What to do if your child is being bullied

As parents, we go to great lengths to ensure that our children are safe. Making the discovery that your child is being bullied is an extremely testing time and many parents feel powerless when faced with the situation.

Bullying is a prevalent part of many children’s lives, so it is extremely important for parents to be equipped with the knowledge of how to approach the topic of bullying.


  • Listen to your child

Listen to your child but avoid becoming over-emotional about the situation.

Repeat what your child has said to ensure understanding between you and your child. For example, ‘They called you a mean name and pushed you? I can understand why you are sad’. Bullying is an isolating experience, so it is important to build reassurance through active listening.


  • Reassure your child

A big fear for children is that if they speak up, the bullying will get worse. Reassure your child that they are brave for talking to you about what’s going on and there will be no repercussions for them speaking up.


  • Gather facts

Gather facts from your child and discuss what your child is experiencing. Deciphering the details of the situation will help when taking further action.

Discuss the differences between bullying and ‘being mean’ with your child. Bullying is deliberate and happens on numerous occasions.

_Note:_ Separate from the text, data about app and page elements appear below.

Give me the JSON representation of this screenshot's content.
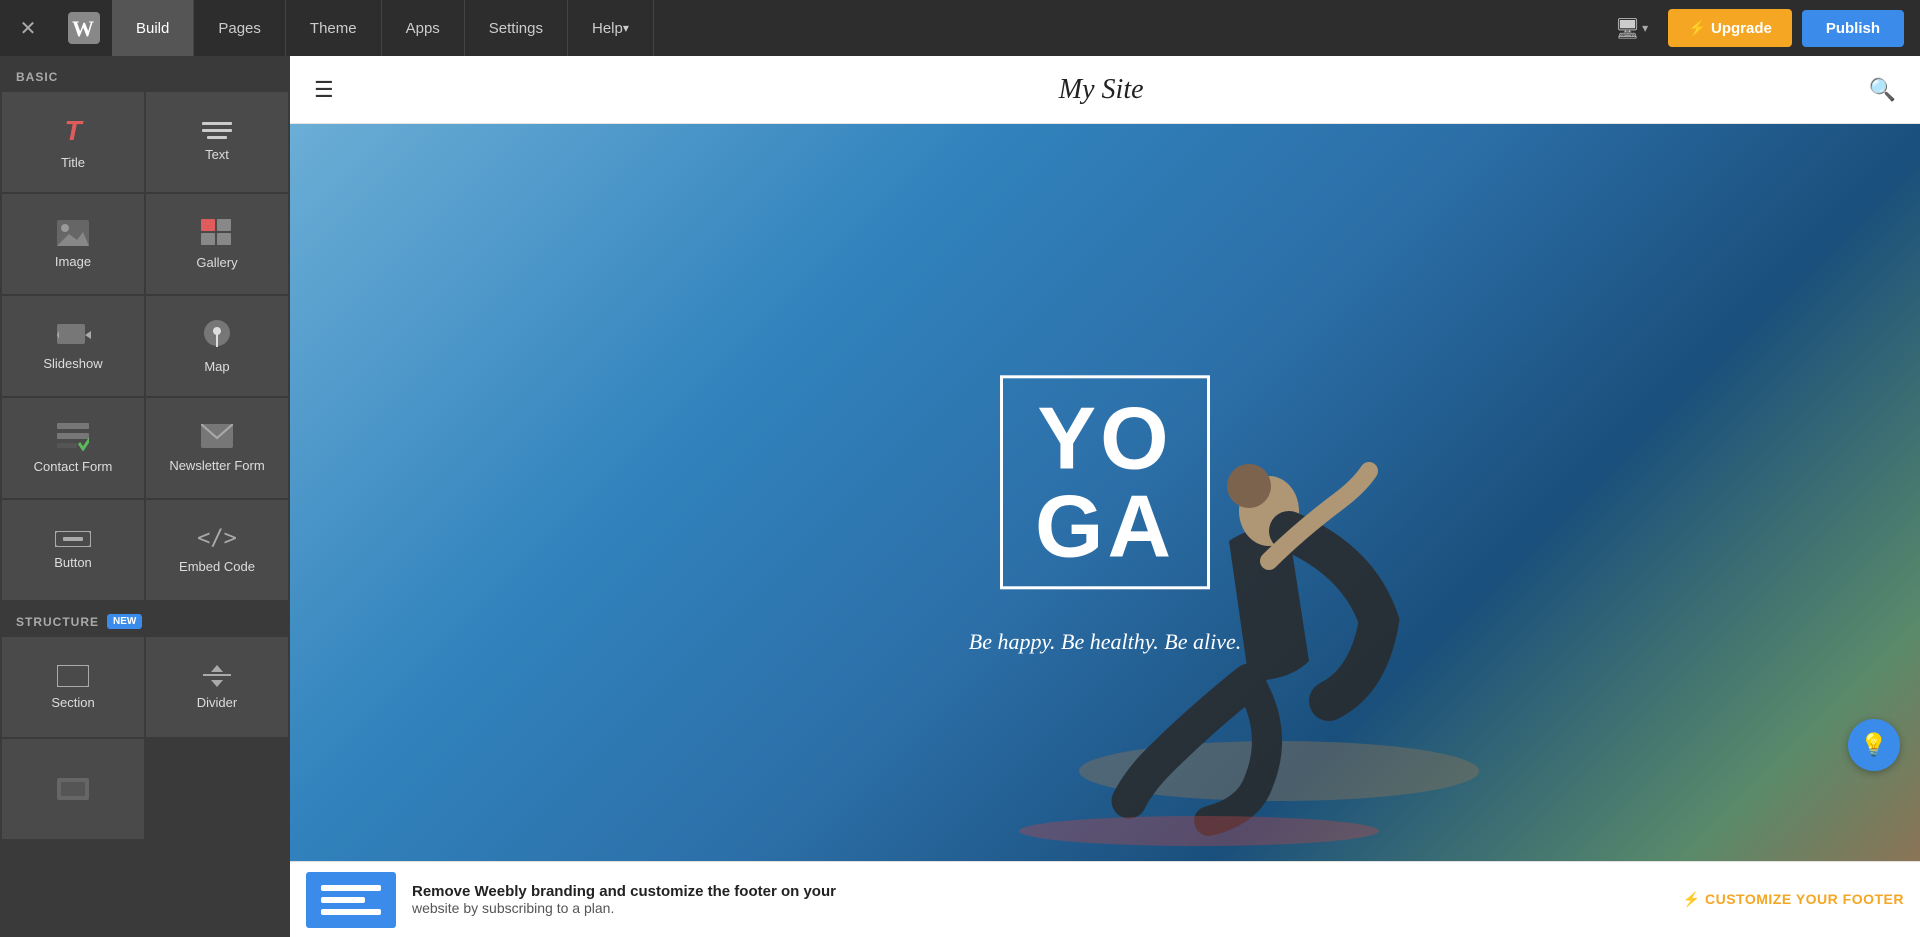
{
  "nav": {
    "tabs": [
      {
        "id": "build",
        "label": "Build",
        "active": true
      },
      {
        "id": "pages",
        "label": "Pages",
        "active": false
      },
      {
        "id": "theme",
        "label": "Theme",
        "active": false
      },
      {
        "id": "apps",
        "label": "Apps",
        "active": false
      },
      {
        "id": "settings",
        "label": "Settings",
        "active": false
      },
      {
        "id": "help",
        "label": "Help",
        "active": false,
        "has_arrow": true
      }
    ],
    "upgrade_label": "⚡ Upgrade",
    "publish_label": "Publish",
    "device_icon": "🖥"
  },
  "sidebar": {
    "basic_label": "BASIC",
    "items_basic": [
      {
        "id": "title",
        "label": "Title",
        "icon_type": "title"
      },
      {
        "id": "text",
        "label": "Text",
        "icon_type": "text"
      },
      {
        "id": "image",
        "label": "Image",
        "icon_type": "image"
      },
      {
        "id": "gallery",
        "label": "Gallery",
        "icon_type": "gallery"
      },
      {
        "id": "slideshow",
        "label": "Slideshow",
        "icon_type": "slideshow"
      },
      {
        "id": "map",
        "label": "Map",
        "icon_type": "map"
      },
      {
        "id": "contact-form",
        "label": "Contact Form",
        "icon_type": "form"
      },
      {
        "id": "newsletter-form",
        "label": "Newsletter Form",
        "icon_type": "newsletter"
      },
      {
        "id": "button",
        "label": "Button",
        "icon_type": "button"
      },
      {
        "id": "embed-code",
        "label": "Embed Code",
        "icon_type": "embed"
      }
    ],
    "structure_label": "STRUCTURE",
    "new_badge": "NEW",
    "items_structure": [
      {
        "id": "section",
        "label": "Section",
        "icon_type": "section"
      },
      {
        "id": "divider",
        "label": "Divider",
        "icon_type": "divider"
      }
    ]
  },
  "site": {
    "title": "My Site",
    "hamburger_icon": "☰",
    "search_icon": "🔍"
  },
  "hero": {
    "yoga_line1": "YO",
    "yoga_line2": "GA",
    "tagline": "Be happy. Be healthy. Be alive."
  },
  "footer_banner": {
    "main_text": "Remove Weebly branding and customize the footer on your",
    "sub_text": "website by subscribing to a plan.",
    "cta_label": "⚡ CUSTOMIZE YOUR FOOTER",
    "preview_lines": [
      60,
      45,
      60
    ]
  },
  "floating_btn": {
    "icon": "💡"
  }
}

Do not downplay your child’s emotions, but it is important to help instil resilience towards ‘minor’ or one-off incidents.


  • Speak to your child’s school

Call the school and explain the concern and details of the situation

Do not try to keep your child off school –getting back into the original school routine can be difficult and the school may not be able to resolve the issue effectively

Avoid speaking the bully’s family – this is not an advisable plan of action


  • Monitor the progress

Keep talking and listening to your child. Ask them questions which allow for positive discussion and allow them to open up to you.

Make sure to communicate with the school and your child’s teachers to discuss any fears and worries which you may have. Once a plan of action has been set in place with the school, try not to over-focus on the situation.